>>>>

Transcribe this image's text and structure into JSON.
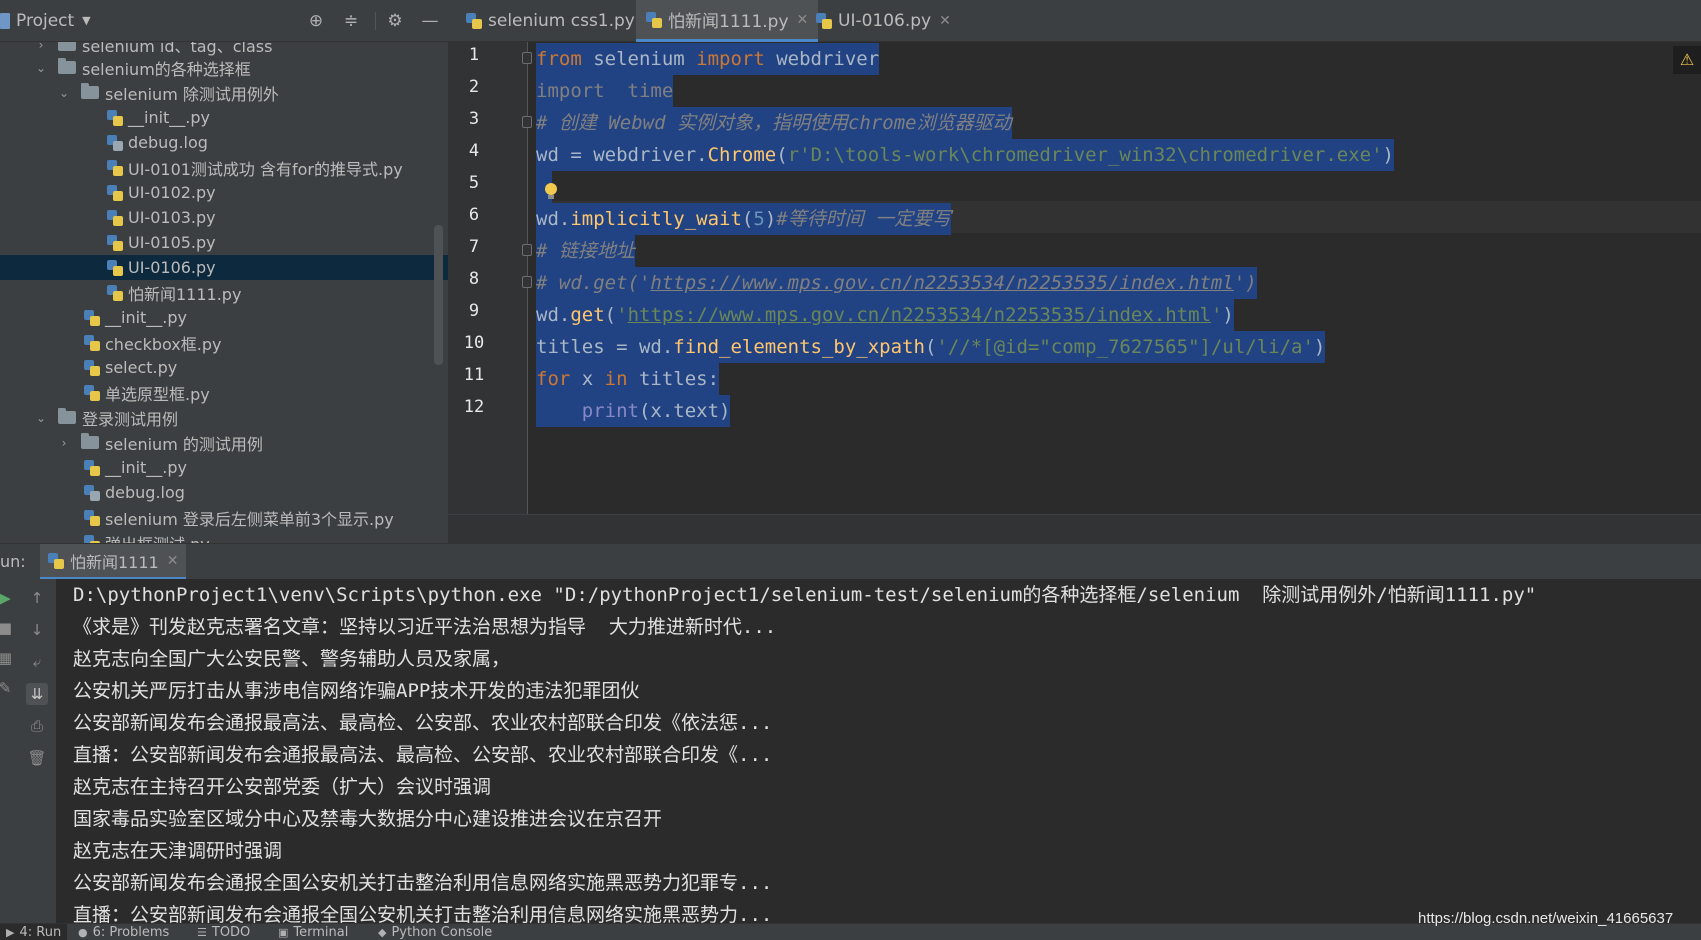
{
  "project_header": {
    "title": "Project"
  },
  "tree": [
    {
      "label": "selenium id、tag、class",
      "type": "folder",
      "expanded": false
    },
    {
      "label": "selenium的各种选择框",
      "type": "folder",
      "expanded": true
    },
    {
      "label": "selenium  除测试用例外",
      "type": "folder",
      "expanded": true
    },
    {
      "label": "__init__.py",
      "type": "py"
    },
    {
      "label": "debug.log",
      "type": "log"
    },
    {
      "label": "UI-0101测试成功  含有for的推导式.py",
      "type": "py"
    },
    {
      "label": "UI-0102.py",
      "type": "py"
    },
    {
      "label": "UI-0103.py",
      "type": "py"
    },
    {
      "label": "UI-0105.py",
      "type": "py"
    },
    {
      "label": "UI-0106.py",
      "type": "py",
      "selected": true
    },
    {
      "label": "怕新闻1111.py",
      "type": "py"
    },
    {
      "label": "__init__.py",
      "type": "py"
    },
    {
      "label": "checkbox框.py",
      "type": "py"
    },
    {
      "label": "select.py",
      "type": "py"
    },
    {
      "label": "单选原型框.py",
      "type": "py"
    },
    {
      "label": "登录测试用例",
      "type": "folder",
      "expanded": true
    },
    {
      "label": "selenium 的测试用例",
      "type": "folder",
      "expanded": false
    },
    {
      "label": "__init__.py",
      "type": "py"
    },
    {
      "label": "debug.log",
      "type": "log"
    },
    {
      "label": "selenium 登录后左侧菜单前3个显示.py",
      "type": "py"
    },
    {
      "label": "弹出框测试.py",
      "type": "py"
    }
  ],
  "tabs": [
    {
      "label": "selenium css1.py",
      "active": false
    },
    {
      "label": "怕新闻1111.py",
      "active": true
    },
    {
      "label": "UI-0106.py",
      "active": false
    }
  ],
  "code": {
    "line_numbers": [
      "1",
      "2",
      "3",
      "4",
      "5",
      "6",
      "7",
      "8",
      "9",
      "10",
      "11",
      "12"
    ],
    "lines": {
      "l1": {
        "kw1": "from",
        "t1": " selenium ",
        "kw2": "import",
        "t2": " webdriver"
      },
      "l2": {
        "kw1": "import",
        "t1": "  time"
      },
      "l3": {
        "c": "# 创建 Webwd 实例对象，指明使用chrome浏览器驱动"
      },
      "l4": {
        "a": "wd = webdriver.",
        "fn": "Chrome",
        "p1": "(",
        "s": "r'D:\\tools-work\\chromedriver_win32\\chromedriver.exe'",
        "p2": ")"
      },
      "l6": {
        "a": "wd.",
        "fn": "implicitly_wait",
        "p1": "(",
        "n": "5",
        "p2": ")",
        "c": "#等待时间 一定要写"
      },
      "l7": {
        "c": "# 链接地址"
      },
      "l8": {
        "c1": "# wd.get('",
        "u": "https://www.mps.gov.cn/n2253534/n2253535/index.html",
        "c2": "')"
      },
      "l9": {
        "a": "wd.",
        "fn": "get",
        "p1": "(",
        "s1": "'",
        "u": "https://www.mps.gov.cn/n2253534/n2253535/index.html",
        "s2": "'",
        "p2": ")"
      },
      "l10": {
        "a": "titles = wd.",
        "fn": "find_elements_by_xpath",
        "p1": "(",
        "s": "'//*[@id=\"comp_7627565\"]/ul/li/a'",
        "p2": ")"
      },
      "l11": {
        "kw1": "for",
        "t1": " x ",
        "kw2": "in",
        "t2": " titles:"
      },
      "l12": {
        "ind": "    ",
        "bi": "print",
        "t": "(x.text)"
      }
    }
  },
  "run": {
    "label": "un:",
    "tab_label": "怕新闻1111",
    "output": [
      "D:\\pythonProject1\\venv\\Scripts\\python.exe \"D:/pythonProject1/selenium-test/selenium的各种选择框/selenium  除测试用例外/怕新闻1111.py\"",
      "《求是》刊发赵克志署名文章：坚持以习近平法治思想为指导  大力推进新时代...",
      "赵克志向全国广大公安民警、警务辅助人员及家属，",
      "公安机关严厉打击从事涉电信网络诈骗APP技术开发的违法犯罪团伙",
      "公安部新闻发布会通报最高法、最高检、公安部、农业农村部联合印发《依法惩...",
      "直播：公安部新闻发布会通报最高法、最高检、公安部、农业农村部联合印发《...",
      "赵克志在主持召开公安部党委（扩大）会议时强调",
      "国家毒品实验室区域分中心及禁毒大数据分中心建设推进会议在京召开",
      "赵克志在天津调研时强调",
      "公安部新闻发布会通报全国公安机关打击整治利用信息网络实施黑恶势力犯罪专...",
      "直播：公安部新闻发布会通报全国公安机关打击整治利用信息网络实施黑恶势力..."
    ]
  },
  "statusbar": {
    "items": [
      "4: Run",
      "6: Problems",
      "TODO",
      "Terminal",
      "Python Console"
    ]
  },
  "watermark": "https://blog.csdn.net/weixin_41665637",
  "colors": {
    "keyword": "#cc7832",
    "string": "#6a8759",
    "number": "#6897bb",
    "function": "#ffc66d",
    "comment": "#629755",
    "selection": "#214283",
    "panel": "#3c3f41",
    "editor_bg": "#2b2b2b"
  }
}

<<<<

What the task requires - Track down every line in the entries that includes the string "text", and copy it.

Result of this exercise -
Transcribe this image's text and structure into JSON.
        "t": "(x.text)"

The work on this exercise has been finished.